EXERCISE OBJECTIVE - Pictures in the records are to be omitted; everything else is copied exactly.

GIVEN RECORDS -
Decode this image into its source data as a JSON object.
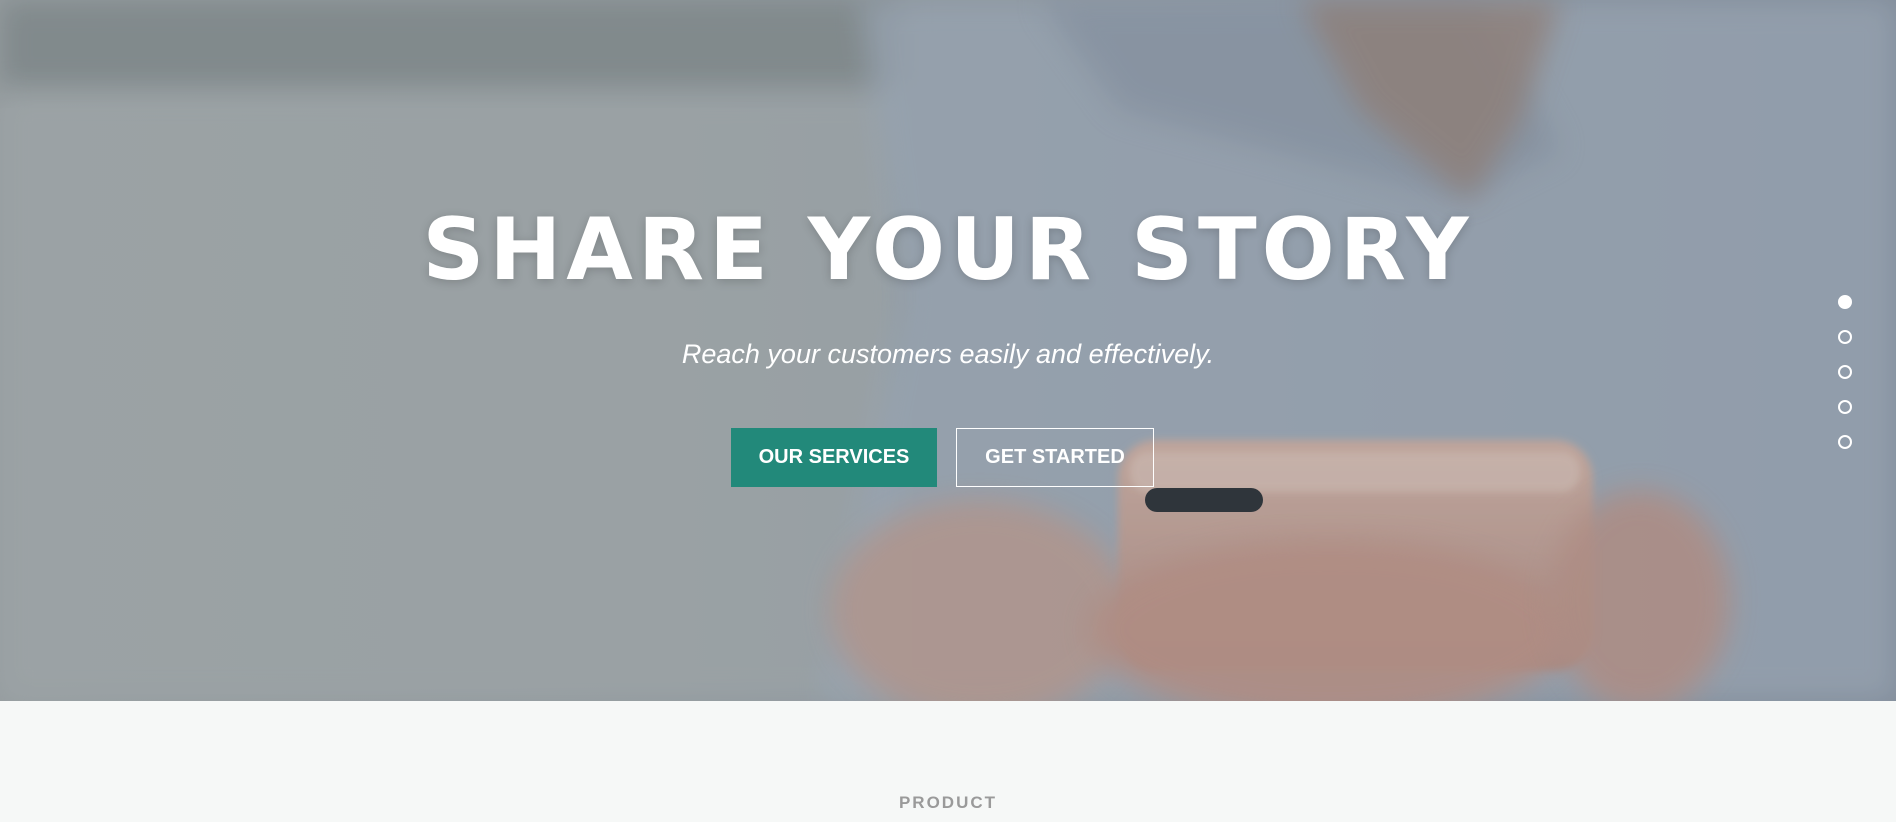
{
  "hero": {
    "title": "SHARE YOUR STORY",
    "subtitle": "Reach your customers easily and effectively.",
    "primary_button": "OUR SERVICES",
    "secondary_button": "GET STARTED",
    "slider": {
      "count": 5,
      "active_index": 0
    }
  },
  "section": {
    "label": "PRODUCT"
  },
  "colors": {
    "accent": "#22897a",
    "text_light": "#ffffff",
    "section_bg": "#f6f8f7",
    "section_label": "#9a9a9a"
  }
}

RESULT -
Decode this image into its source data as a JSON object.
{
  "hero": {
    "title": "SHARE YOUR STORY",
    "subtitle": "Reach your customers easily and effectively.",
    "primary_button": "OUR SERVICES",
    "secondary_button": "GET STARTED",
    "slider": {
      "count": 5,
      "active_index": 0
    }
  },
  "section": {
    "label": "PRODUCT"
  },
  "colors": {
    "accent": "#22897a",
    "text_light": "#ffffff",
    "section_bg": "#f6f8f7",
    "section_label": "#9a9a9a"
  }
}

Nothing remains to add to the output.